In investigating the case of Smugglerius, the exhibition organisers delved into Royal Academy records, including a letter written from London, probably in 1776, by the young sculptor John Deare, which states: "I have seen two men hanged, and one with his breast cut open at Surgeon's Hall. The other, being a fine subject, they took him to the Royal Academy and covered him with plaster of Paris, after they had put him in the position of the Dying Gladiator."
Looking for double executions which might correspond with Deare's account, the researchers found that on 12 April, 1776, just two men were hanged from the often busy Tyburn gibbet – a Samuel Whitlow, for burglary, and one James Langar, for highway robbery. Not that Langar was your romantic stereotype of a dashing, moonlit figure astride a fast horse: "highway robbery" was the term for any robbery taking place on or near the king's highway. Langar was more of a footpad. His victims believed he was armed with a pistol, although no such item was produced in evidence against him.
Langar appeared twice at the same session of the Old Bailey, on two accounts of highway robbery in Hyde Park. He reportedly said little in his defence, in one case declaring: "I know myself not guilty of the fact", and, in the other: "I see they are determined to swear my life away."

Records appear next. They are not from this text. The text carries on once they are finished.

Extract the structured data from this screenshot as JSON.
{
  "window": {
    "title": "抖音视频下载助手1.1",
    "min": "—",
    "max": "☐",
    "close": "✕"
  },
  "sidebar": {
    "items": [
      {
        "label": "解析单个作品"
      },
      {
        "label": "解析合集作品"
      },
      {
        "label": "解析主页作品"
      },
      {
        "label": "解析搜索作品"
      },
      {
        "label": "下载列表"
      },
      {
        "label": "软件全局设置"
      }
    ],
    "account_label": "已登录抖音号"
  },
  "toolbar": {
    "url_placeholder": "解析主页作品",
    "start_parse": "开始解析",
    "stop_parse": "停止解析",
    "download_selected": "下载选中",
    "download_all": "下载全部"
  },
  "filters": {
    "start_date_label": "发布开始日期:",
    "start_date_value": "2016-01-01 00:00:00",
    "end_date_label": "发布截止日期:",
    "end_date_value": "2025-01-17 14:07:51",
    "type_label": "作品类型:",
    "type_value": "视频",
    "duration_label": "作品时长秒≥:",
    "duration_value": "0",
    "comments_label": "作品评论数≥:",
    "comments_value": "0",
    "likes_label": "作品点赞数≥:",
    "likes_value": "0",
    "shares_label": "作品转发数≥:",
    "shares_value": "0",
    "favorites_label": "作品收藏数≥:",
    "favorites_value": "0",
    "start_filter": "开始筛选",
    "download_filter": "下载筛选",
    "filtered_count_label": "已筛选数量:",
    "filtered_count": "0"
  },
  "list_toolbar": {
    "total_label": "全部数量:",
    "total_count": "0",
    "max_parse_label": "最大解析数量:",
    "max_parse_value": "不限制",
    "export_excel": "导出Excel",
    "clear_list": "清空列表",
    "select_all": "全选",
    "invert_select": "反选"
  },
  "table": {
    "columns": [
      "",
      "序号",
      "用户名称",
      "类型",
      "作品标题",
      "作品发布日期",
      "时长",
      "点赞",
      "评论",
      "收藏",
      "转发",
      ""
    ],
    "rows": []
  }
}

Any stern enjoinders of "Mend your ways, or you'll end up in an art installation" don't seem to have been on the cards, and Langar was hanged at the same time as the burglar, Whitlow. As nothing appears in the court records about Whitlow's stature, it is presumed that Langar was the well-proportioned Smugglerius. Soldiers were often used as life models in art colleges at that time, due to their good physique. After his hanging, Langar's corpse may well have been retrieved from the scaffold by William Hunter's brother, John, who at that time procured bodies, post-execution, for William, but who would go on to become an eminent surgeon in his own right. The term foisted on the flayed and cast cadaver, "Smugglerius", with its jokey, pseudo-classical overtones, suited the Dying Gladiator pose, but also echoed the 18th century literary circle members known as Scriblerians, and mid-18th-century fictitious chronicler known as Martinus Scriblerus.

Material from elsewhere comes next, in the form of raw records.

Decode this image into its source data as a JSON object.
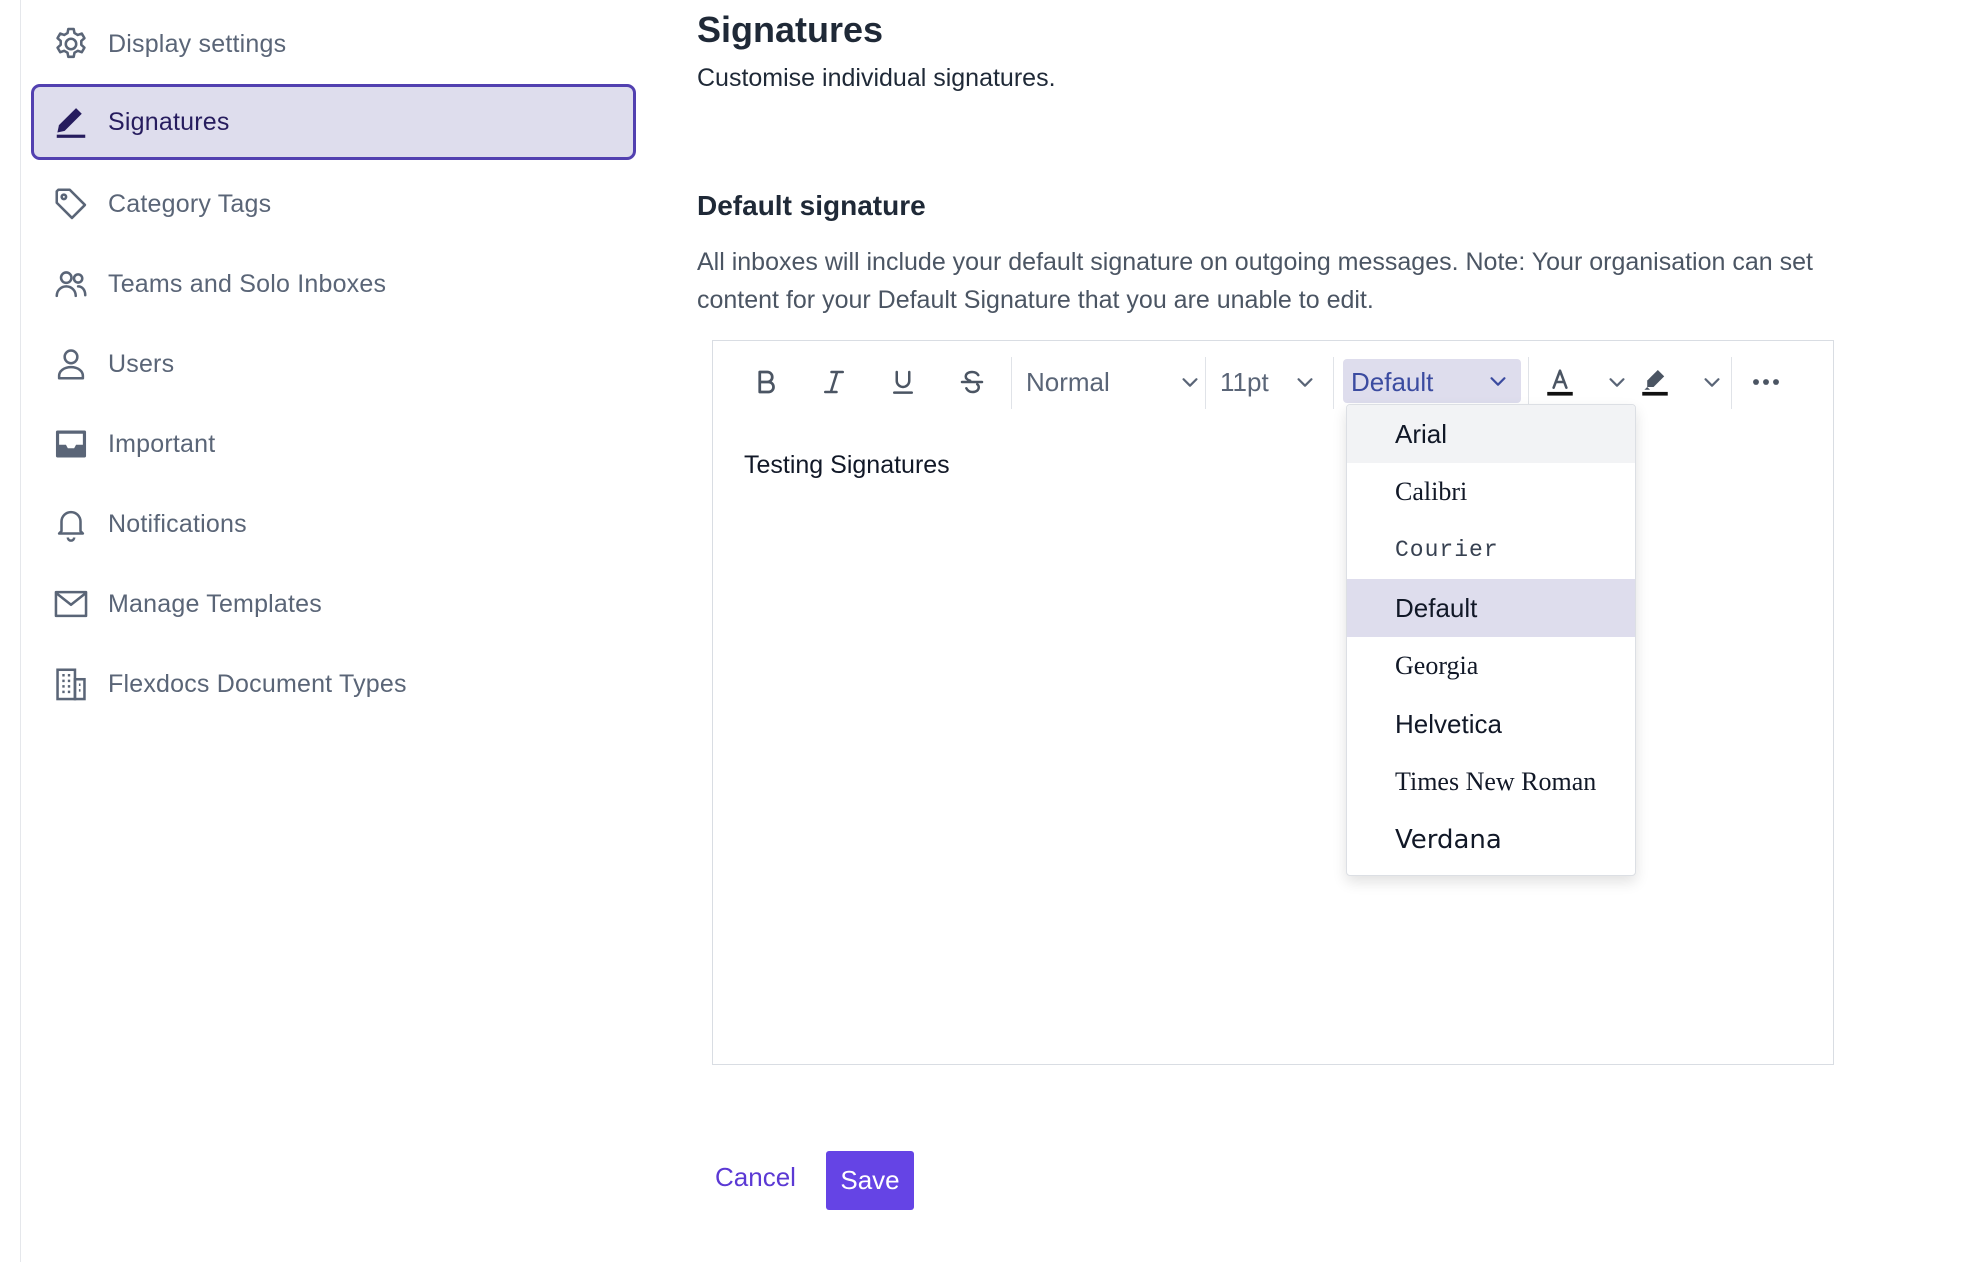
{
  "sidebar": {
    "items": [
      {
        "label": "Display settings",
        "icon": "gear-icon",
        "active": false
      },
      {
        "label": "Signatures",
        "icon": "pen-icon",
        "active": true
      },
      {
        "label": "Category Tags",
        "icon": "tag-icon",
        "active": false
      },
      {
        "label": "Teams and Solo Inboxes",
        "icon": "users-icon",
        "active": false
      },
      {
        "label": "Users",
        "icon": "user-icon",
        "active": false
      },
      {
        "label": "Important",
        "icon": "inbox-icon",
        "active": false
      },
      {
        "label": "Notifications",
        "icon": "bell-icon",
        "active": false
      },
      {
        "label": "Manage Templates",
        "icon": "envelope-icon",
        "active": false
      },
      {
        "label": "Flexdocs Document Types",
        "icon": "building-icon",
        "active": false
      }
    ]
  },
  "main": {
    "title": "Signatures",
    "subtitle": "Customise individual signatures.",
    "section_title": "Default signature",
    "section_description": "All inboxes will include your default signature on outgoing messages. Note: Your organisation can set content for your Default Signature that you are unable to edit."
  },
  "editor": {
    "toolbar": {
      "paragraph_style": "Normal",
      "font_size": "11pt",
      "font_family": "Default"
    },
    "content": "Testing Signatures",
    "font_dropdown": {
      "options": [
        "Arial",
        "Calibri",
        "Courier",
        "Default",
        "Georgia",
        "Helvetica",
        "Times New Roman",
        "Verdana"
      ],
      "hovered": "Arial",
      "selected": "Default"
    }
  },
  "actions": {
    "cancel_label": "Cancel",
    "save_label": "Save"
  },
  "colors": {
    "accent": "#6544e5",
    "active_border": "#5240b0",
    "active_bg": "#dedded",
    "text_muted": "#5a6577"
  }
}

Some 234 years on, the skinned Langar provides a striking focal point in the Talbot Rice's Georgian hall, surrounded by specially commissioned photographs by Caroline Douglas in a contemporary response to the cast. From the cabinet on which he reclines, old anatomical drawings threaten to spill out. Smith has assembled easels, to encourage visitors to sketch their own responses to the flayed man. In the gallery's modern "white space" area, other anatomical illustrations from the art college archives line the wall. Pat Fisher, principal curator of the Talbot Rice, emphasises the linked exhibitions' preoccupation with illustration as instruction, using the archives: "We started to explore the idea of bringing the cast into the gallery. Given that anatomical casts like this, and of course the naked life model, are historical and continual subjects for drawing, it seemed to me that the two things would sit well together."
Smith describes herself as delighted by the fresh interest in the hitherto obscure figure of the hapless criminal. "This was someone who lost his life, his skin, his identity. In mounting this exhibition we're trying to redress that balance a little, reverse the process of a human being made into a specimen."
The two exhibitions, Drawing for Instruction: the Art of Explanation and Smugglerius Unveiled, open at the Talbot Rice Gallery tomorrow.